· Kunwar Singh, a ruined and discontented zamindar of Jagdishpur near Arrah, was the chief organizer of the Revolt in Bihar. · Though nearly 80 years old, Kunwar Singh was perhaps the most outstanding military leader and strategist of the Revolt. ·· Maulavi Ahmadullah of Faizabad was another outstanding leader of the Revolt. He was a native of Madras where he had started preaching armed rebellion.
· In January 1857, Maulavi Ahmadullah moved towards the North to Faizabad where he fought a largescale battle against a company of British troops sent to stop him from preaching sedition.
· When the general Revolt broke out in May, Maulavi Ahmadullah emerged as one of its acknowledged leaders in Avadh. After the defeat at Lucknow, he led the rebellion in Rohilkhand where he was treacherously killed by the Raja of Puwain who was received Rs 50,000 as a reward by the British.
Outcome of 1857 Revolt
· The Revolt was suppressed. Sheer courage could not win against a powerful and determined enemy who planned its every step.
· The rebels were dealt an early blow when the British captured Delhi on 20 September 1857 after prolonged and bitter fighting.
· The aged Emperor Bahadur Shah was taken prisoner. The Royal Princes were captured and butchered on the spot. The Emperor was tried and exiled to Rangoon where he died in 1862.
· John Lawrence, Outran, Havelock, Neil, Campbell, and Hugh Rose were some of the British commanders who earned military fame in the course of the revolt.

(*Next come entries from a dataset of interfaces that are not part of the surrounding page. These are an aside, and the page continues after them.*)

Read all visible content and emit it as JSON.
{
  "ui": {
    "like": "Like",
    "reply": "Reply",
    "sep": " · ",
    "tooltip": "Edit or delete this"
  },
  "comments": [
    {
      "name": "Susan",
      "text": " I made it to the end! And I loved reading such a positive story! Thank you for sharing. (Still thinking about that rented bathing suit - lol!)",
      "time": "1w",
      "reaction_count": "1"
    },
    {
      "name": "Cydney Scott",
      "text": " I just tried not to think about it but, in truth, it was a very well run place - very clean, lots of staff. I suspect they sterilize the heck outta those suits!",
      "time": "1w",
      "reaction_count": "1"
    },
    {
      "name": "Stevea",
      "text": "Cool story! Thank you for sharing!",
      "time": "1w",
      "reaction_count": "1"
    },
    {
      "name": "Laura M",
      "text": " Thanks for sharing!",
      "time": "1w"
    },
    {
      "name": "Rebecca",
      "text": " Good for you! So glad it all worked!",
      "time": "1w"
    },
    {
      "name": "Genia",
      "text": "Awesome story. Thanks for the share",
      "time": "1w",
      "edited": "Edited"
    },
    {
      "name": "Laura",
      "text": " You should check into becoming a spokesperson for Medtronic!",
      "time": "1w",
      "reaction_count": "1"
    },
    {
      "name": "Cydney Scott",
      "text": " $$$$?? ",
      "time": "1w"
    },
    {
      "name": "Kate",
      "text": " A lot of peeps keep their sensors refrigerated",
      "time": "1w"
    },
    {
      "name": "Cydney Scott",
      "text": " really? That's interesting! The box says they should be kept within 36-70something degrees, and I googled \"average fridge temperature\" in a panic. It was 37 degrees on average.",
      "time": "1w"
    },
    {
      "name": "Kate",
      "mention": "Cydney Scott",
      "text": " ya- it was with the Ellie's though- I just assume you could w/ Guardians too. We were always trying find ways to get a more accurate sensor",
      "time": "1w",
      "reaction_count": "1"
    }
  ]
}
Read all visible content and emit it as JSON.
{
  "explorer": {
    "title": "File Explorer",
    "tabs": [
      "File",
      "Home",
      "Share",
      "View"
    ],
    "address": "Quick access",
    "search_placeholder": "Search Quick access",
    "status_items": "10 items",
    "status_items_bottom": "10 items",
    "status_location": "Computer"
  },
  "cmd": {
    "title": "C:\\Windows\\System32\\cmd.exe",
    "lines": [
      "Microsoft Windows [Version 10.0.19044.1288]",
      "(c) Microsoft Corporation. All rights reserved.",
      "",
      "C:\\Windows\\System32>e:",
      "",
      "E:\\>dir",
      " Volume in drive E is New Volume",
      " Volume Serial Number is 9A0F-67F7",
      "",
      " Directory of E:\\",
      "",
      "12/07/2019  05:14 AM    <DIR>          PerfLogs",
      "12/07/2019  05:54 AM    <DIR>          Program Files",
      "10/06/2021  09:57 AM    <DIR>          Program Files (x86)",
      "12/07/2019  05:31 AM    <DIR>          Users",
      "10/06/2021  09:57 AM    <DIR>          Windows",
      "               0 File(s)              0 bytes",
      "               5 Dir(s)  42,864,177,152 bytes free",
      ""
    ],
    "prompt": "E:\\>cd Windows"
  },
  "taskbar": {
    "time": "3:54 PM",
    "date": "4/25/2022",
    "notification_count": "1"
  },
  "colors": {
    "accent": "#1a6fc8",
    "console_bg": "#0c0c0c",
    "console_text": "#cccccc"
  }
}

· One by one, all the great leaders of the Revolt fell. Nana Sahib was defeated at Kanpur.Defiant to the very end and refusing to surrender, he escaped to Nepal early in 1859,never to be heard of again.
· Tantia Tope escaped into the jungles of Central India where he carried on bitter and brilliant guerrilla warfare until April 1859 when he was betrayed by a zamindar friend and captured while asleep. He was put to death after a hurried trial on 15 April 1859.
· The Rani Jhansi had died on the field of battle earlier on 17 June 1858. · By 1859, Kunwar Singh, Bakht Khan, Khan Bahadur Khan of Bareilly, Rao Sahib brother of Nana Sahib, and Maulavi Ahmadullah were all dead, while the Begum of Avadh was compelled to hide in Nepal. · By the end of 1859, British authority over India was fully reestablished, but the Revolt had not been in vain. It was the first great struggle of the Indian people for freedom from British imperialism. It paved the way for the rise of the modern national movement.
Weaknesses of Revolt
· Indian sepoys and people were short of modern weapons and other materials of war. Most of them fought with such ancient weapons as pikes and swords.
· Indian sepoys and other revolt participants were also poorly organized. There was communication gap and they lacked consensus. · The rebel units did not have a common plan of action, or authoritative heads, or centralized leadership.
· The sepoys were brave and selfless but they were also ill-disciplined. Sometimes they behaved more like a riotous mob than a disciplined army. · The uprisings in different parts of the country were completely uncoordinated.
· Once the Indian people overthrew British power from an area, they did not know what sort of power to create in its place.
· They failed to evolve unity of action. They were suspicious and jealous of one another and often indulged in suicidal quarrels. For example, the Begum of Avadh quarreled with Maulavi Ahmadullah and the Mughal princes with the sepoy-generals.
· The peasants destroyed revenue records and money-lenders' books, and overthrown the new zamindars, became passive not knowing what to do next.
· Modern nationalism was yet unknown in India. Patriotism meant love of one's small locality or region or at most one's state.
· In fact, the Revolt of 1857 played an important role in bringing the Indian people together and imparting to them the consciousness of belonging to one country.